In our case, we used to send aggregated, monthly cost data in order to generate monthly predictions. In the first weeks of each month, the last observation was significantly lower, making Prophet fit a sharp drop in the future trend. Removing data-points that we know to be corrupt can improve the results dramatically. Remember that Prophet can handle missing values well; so often it’s better to drop noise than fit it!
Other options of improvement by processing may include using Pandas’ rolling function to apply sliding-window filters on the results.
Tip #7: Speed up your inference by ignoring uncertainty
Prophet fits a probabilistic model to the data and then iteratively samples the distribution in order to estimate the noise (and the prediction intervals that are associated with it).
After performing some run-profiling on my service, I discovered that this sampling process is responsible for a fairly large portion of the overall program run-time. This iteration runs many times until it can generate enough samples to estimate the noise. If you are not interested in the prediction intervals, you can reduce set the uncertainty_samples parameter to a lower number (even 0) and significantly reduce the runtime of the program!
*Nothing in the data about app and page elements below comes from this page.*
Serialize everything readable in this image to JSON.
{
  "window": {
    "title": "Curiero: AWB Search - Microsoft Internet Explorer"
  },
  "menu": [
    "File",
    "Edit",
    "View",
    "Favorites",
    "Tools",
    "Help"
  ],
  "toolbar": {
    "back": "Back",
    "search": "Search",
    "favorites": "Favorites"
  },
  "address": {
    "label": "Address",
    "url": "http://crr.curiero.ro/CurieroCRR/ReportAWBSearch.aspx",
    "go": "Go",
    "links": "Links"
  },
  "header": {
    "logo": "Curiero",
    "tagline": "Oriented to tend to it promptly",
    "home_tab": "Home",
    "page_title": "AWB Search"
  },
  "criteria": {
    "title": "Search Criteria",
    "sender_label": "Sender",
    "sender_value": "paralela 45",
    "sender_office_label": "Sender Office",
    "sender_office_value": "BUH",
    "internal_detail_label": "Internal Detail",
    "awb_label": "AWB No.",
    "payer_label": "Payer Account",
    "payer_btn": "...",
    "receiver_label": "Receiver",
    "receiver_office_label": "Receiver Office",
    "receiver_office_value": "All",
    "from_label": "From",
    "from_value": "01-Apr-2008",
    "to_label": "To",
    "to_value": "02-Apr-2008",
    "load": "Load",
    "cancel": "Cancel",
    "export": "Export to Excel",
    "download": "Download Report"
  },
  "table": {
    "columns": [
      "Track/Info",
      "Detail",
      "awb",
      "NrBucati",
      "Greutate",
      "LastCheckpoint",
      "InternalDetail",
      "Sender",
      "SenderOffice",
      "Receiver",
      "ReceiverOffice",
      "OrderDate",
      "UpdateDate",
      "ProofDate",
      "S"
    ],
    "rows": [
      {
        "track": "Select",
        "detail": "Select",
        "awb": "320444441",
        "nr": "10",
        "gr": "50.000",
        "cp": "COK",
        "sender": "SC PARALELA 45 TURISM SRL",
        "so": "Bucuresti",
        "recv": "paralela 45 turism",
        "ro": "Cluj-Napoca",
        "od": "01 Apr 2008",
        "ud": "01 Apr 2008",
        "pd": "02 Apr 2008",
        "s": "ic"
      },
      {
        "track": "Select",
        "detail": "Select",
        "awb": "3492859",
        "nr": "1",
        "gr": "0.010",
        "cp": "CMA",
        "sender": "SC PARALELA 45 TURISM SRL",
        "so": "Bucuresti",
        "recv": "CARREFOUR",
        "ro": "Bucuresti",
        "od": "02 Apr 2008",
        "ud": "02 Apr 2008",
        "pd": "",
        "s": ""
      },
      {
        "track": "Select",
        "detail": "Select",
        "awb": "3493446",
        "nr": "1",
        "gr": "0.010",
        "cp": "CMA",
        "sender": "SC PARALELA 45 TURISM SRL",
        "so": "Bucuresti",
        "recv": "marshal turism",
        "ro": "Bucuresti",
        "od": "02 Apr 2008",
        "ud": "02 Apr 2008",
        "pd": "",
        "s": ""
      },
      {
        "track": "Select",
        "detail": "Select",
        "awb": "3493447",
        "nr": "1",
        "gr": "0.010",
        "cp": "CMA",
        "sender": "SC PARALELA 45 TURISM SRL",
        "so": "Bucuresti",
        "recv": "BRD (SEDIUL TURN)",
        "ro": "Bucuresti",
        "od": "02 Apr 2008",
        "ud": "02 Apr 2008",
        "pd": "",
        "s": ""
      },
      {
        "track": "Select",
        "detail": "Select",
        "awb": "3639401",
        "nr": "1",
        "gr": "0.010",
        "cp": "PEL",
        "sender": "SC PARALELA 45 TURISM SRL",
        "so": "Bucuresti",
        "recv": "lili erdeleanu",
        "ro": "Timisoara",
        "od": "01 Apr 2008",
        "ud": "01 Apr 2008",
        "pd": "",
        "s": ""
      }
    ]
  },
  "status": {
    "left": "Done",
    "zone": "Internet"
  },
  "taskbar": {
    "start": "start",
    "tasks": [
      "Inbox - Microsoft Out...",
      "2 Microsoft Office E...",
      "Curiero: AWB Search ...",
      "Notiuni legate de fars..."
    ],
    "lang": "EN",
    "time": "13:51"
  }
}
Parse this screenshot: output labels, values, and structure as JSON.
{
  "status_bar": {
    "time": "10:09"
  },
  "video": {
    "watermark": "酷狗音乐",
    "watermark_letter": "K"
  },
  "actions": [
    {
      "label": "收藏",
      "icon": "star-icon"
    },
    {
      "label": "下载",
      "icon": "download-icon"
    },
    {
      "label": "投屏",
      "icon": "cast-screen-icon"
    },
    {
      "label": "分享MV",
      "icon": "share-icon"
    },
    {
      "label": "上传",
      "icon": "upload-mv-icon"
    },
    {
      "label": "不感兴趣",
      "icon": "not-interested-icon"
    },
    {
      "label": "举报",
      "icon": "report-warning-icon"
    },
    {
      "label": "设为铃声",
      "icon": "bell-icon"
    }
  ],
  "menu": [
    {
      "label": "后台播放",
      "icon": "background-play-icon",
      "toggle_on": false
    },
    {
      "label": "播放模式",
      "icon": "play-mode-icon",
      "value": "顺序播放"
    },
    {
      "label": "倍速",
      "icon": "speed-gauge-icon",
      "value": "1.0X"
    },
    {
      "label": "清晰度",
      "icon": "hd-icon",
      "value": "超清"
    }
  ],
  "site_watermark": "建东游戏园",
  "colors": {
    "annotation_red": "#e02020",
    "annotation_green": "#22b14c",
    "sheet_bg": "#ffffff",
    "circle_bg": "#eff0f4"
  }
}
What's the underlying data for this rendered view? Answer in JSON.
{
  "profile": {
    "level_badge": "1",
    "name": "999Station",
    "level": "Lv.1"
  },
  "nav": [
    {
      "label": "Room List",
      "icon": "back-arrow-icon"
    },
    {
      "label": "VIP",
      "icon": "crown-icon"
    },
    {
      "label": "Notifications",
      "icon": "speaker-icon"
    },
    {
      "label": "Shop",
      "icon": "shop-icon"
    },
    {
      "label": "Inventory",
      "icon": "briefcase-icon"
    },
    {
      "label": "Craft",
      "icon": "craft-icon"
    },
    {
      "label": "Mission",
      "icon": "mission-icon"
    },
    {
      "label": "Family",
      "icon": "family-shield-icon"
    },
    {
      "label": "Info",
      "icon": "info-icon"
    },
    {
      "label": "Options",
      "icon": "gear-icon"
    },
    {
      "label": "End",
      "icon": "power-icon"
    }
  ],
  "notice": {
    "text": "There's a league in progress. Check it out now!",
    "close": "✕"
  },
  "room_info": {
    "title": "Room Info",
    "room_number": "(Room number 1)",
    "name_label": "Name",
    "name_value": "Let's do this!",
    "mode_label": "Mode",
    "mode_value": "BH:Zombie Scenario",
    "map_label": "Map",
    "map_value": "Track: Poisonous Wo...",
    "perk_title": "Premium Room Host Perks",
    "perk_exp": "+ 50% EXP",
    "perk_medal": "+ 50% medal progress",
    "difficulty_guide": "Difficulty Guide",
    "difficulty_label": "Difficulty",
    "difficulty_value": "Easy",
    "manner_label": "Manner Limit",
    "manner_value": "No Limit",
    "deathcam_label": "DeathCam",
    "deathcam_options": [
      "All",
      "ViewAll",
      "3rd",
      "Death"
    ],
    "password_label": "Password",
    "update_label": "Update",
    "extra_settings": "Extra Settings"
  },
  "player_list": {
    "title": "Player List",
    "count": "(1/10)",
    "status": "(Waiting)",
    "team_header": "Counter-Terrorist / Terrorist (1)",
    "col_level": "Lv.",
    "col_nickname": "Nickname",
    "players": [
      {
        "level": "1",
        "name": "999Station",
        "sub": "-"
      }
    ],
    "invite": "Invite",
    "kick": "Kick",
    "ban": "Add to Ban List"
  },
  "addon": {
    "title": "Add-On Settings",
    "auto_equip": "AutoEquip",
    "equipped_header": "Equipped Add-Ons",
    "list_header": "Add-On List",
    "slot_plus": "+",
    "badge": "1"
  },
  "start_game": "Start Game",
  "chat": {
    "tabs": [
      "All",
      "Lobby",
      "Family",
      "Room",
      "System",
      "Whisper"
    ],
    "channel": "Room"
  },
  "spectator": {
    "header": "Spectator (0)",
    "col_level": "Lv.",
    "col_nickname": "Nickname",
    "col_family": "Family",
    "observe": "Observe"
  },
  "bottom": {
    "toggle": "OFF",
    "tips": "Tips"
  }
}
Of course, this tip goes against tip #5 that tells you how important it is to present the uncertainty. I guess that software development is always about tradeoffs, isn’t it? :)
That's all folks! If you have any comments, please feel free to leave them below!
Gad Benram is a Senior Research Engineer in the Office of the CTO at DoiT International. Want to work with Gad? Check out our careers page.